The first run of the SSIA Semiconductor 101 course was held on 13 – 14 July 2020 via the Zoom platform. The course was conducted Mr John Yik, who has 25 years of experience in the semiconductor manufacturing industry.
John introduced the 16 participants from 7 companies across the electronics industry to the fundamentals of semiconductor manufacturing and the makeup of the electronics eco-system over the duration of the course. Participants were introduced to concepts such as integrated circuits, microelectromechanical systems, and silicon photonics. Despite the technical nature of the content, participants were fully engaged with the session, with John often pausing to take questions from the participants and using images and analogies to help elaborate on the concepts shared.
Many participants found the course to be very enriching and useful in helping them to better understand their work.
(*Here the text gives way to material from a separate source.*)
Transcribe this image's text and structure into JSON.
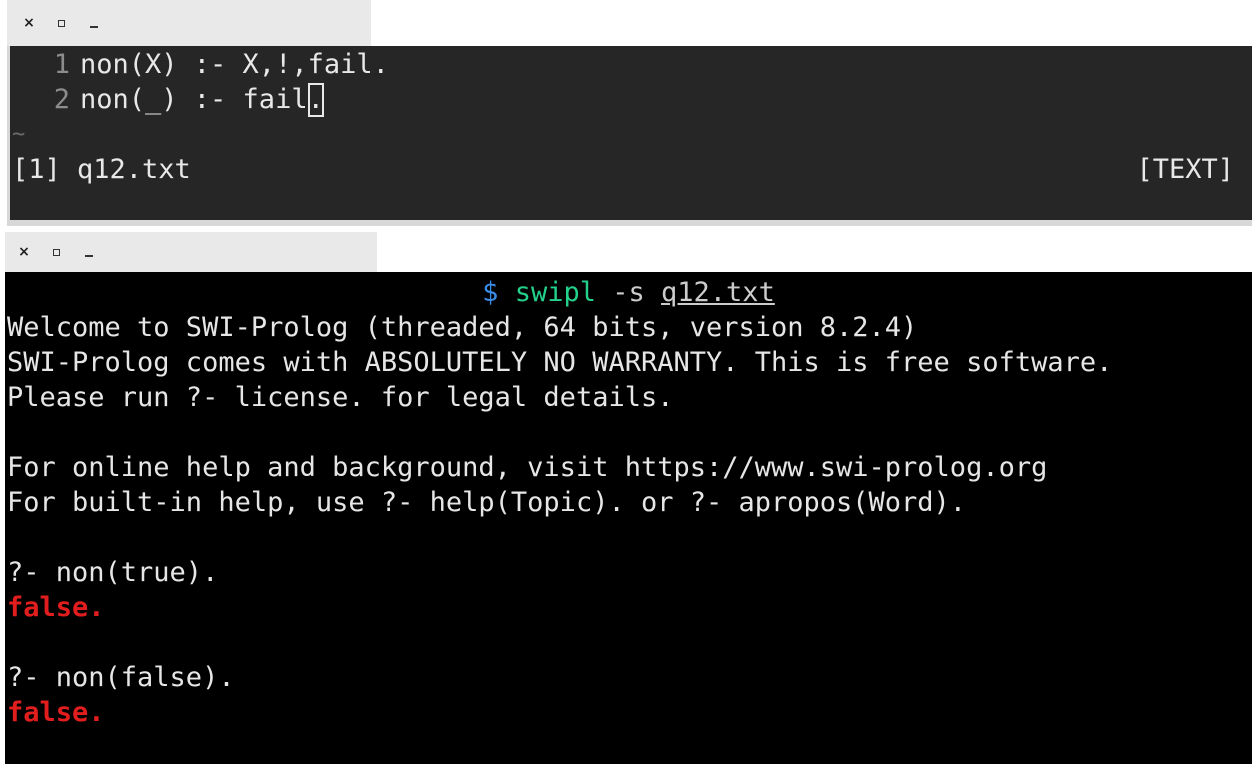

They were also keen to tap on John’s experience in the industry to hear about his opinions on the trends for future of the semiconductor industry, such as whether nano materials are ready for the industry, is in-situ metrology widely employed, and if the photolithography process might be streamlined in the future.
Questions Raised During the Course:
- What is the number of wafers in one pot (The average pot has 25 wafers)?
- Which photolithography process is the most forgiving of error (Photolithography is very forgiving process in general but the most important factor to take note of is alignment of patterns on wafer?
- Why do gasses need a heater jacket (To maintain a standard temperature so that gasses do not condense and cause contamination)?
Register for the Next Run
SSIA will be running 2 more Semiconductor 101 online trainings with Mr John Yik in 2020, on 29 – 30 September and 9 – 10 November. To find out more and to register, please visit www.ssia.org.sg/semicon-101-course-page/
Please contact Daphne at email@example.com for enquiries on other training courses or customizable in-house training courses catered to your organisational needs.